* What the task asks
Read the data below. Every line holding the string "number" must be copied.

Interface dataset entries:
%%

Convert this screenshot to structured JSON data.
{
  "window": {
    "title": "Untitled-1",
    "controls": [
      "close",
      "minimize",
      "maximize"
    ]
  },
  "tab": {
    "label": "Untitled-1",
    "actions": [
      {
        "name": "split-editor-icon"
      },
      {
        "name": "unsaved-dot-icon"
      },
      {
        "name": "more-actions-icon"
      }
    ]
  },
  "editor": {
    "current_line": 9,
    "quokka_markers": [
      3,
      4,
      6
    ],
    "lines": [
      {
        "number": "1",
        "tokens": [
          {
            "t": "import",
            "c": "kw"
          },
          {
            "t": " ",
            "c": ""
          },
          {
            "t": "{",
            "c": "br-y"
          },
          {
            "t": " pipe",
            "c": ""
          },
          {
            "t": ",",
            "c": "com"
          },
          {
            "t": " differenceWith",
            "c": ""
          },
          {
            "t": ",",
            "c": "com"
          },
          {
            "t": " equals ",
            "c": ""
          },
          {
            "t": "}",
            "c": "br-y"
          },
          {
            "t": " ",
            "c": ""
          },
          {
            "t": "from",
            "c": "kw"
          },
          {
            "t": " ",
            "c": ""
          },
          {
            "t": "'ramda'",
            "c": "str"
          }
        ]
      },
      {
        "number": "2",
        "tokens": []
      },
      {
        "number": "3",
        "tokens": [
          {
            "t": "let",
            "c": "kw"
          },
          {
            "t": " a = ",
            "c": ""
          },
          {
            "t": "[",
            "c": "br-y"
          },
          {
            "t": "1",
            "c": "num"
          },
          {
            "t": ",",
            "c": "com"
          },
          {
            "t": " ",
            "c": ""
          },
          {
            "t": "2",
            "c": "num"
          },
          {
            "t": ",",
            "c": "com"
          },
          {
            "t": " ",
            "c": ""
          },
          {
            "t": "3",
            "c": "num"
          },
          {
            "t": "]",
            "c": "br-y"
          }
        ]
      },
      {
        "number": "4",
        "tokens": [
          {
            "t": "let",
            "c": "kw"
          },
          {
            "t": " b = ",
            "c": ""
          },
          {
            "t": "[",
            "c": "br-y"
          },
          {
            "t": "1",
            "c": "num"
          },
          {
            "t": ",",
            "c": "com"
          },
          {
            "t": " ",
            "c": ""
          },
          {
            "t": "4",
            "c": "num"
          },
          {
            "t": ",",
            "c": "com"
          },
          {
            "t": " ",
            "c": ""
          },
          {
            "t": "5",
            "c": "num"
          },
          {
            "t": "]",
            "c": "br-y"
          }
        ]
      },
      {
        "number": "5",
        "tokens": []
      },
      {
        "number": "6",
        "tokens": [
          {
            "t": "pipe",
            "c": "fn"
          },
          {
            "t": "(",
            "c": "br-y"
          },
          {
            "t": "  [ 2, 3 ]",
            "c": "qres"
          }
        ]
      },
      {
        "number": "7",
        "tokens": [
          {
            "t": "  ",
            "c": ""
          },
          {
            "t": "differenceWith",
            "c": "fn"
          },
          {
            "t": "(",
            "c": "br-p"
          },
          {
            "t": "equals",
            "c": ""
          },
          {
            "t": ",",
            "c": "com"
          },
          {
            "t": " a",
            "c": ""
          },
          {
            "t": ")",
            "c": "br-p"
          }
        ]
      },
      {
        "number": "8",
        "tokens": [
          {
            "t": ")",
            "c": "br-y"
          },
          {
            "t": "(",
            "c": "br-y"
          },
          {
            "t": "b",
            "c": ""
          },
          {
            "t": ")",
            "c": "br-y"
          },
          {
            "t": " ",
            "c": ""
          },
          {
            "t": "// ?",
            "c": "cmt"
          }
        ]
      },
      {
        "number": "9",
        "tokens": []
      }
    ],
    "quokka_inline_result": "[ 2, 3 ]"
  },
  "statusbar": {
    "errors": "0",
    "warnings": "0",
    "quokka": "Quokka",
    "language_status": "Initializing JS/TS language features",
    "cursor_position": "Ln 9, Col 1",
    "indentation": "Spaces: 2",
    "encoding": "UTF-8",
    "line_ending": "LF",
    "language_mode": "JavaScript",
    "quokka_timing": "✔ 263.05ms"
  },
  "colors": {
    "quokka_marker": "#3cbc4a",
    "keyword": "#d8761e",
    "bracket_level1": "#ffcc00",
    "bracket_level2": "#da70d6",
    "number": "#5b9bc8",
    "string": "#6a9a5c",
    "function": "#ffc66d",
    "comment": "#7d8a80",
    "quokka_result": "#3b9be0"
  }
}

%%

* Answer to this task
        "number": "1",
        "number": "2",
        "number": "3",
        "number": "4",
        "number": "5",
        "number": "6",
        "number": "7",
        "number": "8",
        "number": "9",
    "number": "#5b9bc8",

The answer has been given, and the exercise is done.